In this latest Guest Blog by Gethin Matthews, he talks about the imagery of the Holy Land and how middle eastern culture came ultimately to affect Welsh culture and society.
The First World War was a world-wide war which transported millions of young men away from their homes to foreign lands. Often these men sought an anchor which could help them make sense of their unfamiliar surroundings as they tried to convey their experiences to their loved ones. In the case of Welshmen who found themselves in Egypt and Palestine, they had a ready vocabulary to describe these countries which came straight from the Bible. The idea of the campaign in the ‘Holy Land’ struck a chord with newspapers and opinion-formers back in Wales, and shaped ideas which persisted with the Welsh public.
Continue reading Letters from the Holy Land: the influence of the Middle Eastern campaign in WW1 on Welsh culture and society
The AHRC’s latest feature article marked the airing of BBC4’s documentary about the life of the Gloucestershire WW1 poet Ivor Gurney. The documentary, which you can watch on BBC iPlayer until 1am on Friday 11th April, draws on Gurney’s poetry, music and his war experiences as a Private at the front line and at home in a mental asylum.
Fittingly, Gloucester Cathedral, where Gurney was once a chorister, has unveiled a new stained-glass window marking the life of the poet. The window will be dedicated at a service this month, and the Dean of Gloucester described it as “a fitting tribute to all who served during the Great War”.
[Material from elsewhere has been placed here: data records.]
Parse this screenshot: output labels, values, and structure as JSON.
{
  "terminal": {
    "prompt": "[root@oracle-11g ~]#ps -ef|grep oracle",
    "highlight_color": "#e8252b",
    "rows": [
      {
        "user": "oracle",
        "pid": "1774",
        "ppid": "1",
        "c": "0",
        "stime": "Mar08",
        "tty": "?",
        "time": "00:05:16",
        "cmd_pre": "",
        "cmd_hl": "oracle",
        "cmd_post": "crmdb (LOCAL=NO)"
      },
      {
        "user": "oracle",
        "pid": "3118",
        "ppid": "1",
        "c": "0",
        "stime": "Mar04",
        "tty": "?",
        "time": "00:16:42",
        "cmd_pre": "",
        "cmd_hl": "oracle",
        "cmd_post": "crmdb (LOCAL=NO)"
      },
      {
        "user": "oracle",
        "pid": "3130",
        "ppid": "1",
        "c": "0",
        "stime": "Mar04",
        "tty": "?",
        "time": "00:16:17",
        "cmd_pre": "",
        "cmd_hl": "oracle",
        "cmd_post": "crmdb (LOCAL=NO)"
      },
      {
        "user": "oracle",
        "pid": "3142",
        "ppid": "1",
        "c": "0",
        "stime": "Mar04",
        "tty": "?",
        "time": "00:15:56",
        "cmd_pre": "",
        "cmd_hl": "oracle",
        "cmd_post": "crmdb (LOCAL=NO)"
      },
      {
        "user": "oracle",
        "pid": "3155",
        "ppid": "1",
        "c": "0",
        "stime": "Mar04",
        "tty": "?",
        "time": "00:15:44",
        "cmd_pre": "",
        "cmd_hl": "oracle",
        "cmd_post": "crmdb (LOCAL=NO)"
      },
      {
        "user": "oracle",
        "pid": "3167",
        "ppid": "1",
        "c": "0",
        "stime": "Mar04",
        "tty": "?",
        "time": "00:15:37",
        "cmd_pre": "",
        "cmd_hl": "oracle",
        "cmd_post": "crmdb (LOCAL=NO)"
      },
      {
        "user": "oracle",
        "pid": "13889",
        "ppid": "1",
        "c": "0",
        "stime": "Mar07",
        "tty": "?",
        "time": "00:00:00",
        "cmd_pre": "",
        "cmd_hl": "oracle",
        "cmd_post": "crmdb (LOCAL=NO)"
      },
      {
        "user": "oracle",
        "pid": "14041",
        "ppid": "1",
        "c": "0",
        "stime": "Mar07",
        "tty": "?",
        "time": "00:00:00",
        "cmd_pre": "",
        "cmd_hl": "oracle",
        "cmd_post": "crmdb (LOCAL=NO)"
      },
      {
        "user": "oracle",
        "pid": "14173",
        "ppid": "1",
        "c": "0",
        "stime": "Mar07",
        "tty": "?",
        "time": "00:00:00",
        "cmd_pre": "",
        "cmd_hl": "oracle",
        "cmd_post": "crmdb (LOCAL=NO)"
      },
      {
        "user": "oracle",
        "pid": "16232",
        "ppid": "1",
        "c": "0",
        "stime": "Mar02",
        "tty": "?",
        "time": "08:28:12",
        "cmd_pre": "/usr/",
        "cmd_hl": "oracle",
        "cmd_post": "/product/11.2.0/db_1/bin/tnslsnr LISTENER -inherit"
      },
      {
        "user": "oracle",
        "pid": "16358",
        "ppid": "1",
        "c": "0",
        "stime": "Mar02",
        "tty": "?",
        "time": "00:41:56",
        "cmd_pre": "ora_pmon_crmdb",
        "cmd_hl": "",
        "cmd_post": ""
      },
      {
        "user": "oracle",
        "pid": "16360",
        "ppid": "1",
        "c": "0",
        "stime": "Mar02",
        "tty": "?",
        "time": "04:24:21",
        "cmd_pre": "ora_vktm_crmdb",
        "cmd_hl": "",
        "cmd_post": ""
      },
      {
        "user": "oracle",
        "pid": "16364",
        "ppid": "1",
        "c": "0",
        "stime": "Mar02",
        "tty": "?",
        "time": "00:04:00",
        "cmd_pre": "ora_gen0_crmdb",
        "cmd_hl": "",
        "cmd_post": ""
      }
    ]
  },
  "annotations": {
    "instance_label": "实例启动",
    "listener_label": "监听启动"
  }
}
If you aren’t familiar with Gurney’s work, two short clips below from Professor Tim Kendall’s documentary “The Poet who Loved the War” give a new and unique flavour of the unflinching power of his artistic response to his war time experiences.